Description: Natural Order, Asclepiadaceae. This is a half-shrubby species of the silkweed, branching at the base, pubescent, three to five feet high. Leaves lance-linear, acuminate, long. Umbels solitary, lateral, shorter than the leaves, few-flowered. Flowers usually a brilliant scarlet, varying to almost white. It is a native of the West Indies; but is now cultivated in gardens for its stately and brilliant appearance.
Properties and Uses: Miss L. Dille, M. D., during a residence in Jamaica, became professionally acquainted with this plant. She tells me the roots are in all respects similar to those of the asclepias tuberosa, though she considers the currasavica preferable to the tuberosa. She used it quite extensively in practice there; and found it reliable in all cases for which the pleurisy root is given, though more inclined to act upon the bowels unless combined with some diffusive stimulant to secure for it an outward determination. The fresh root is quite a relaxing emetic. The article has been spoken of by Lindley, Rafinesque, and others, as an emeto-cathartic.

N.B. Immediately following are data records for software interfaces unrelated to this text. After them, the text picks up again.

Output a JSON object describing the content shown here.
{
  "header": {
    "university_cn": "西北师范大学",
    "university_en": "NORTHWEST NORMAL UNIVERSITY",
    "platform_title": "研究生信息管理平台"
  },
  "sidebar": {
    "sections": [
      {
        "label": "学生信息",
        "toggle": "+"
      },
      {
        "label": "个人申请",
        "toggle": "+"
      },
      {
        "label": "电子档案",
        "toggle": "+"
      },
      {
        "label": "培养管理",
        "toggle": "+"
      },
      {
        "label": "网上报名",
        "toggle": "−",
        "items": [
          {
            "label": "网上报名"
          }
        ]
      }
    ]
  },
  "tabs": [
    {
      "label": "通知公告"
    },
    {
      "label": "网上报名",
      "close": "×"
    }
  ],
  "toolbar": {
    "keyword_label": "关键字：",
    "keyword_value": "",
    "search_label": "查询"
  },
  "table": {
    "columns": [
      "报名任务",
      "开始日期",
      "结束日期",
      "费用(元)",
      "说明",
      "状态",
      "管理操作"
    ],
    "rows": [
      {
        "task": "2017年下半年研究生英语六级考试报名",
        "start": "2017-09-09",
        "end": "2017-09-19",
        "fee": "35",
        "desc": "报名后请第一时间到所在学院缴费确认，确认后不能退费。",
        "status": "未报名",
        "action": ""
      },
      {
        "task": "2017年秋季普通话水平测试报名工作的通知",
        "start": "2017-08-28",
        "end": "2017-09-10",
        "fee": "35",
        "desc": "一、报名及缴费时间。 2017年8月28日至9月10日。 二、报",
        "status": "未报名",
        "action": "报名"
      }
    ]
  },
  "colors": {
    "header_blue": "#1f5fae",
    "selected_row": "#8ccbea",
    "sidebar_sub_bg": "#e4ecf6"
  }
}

The Physiomedical Dispensatory, 1869, was written by William Cook, M.D.
It was scanned by Paul Bergner at http://medherb.com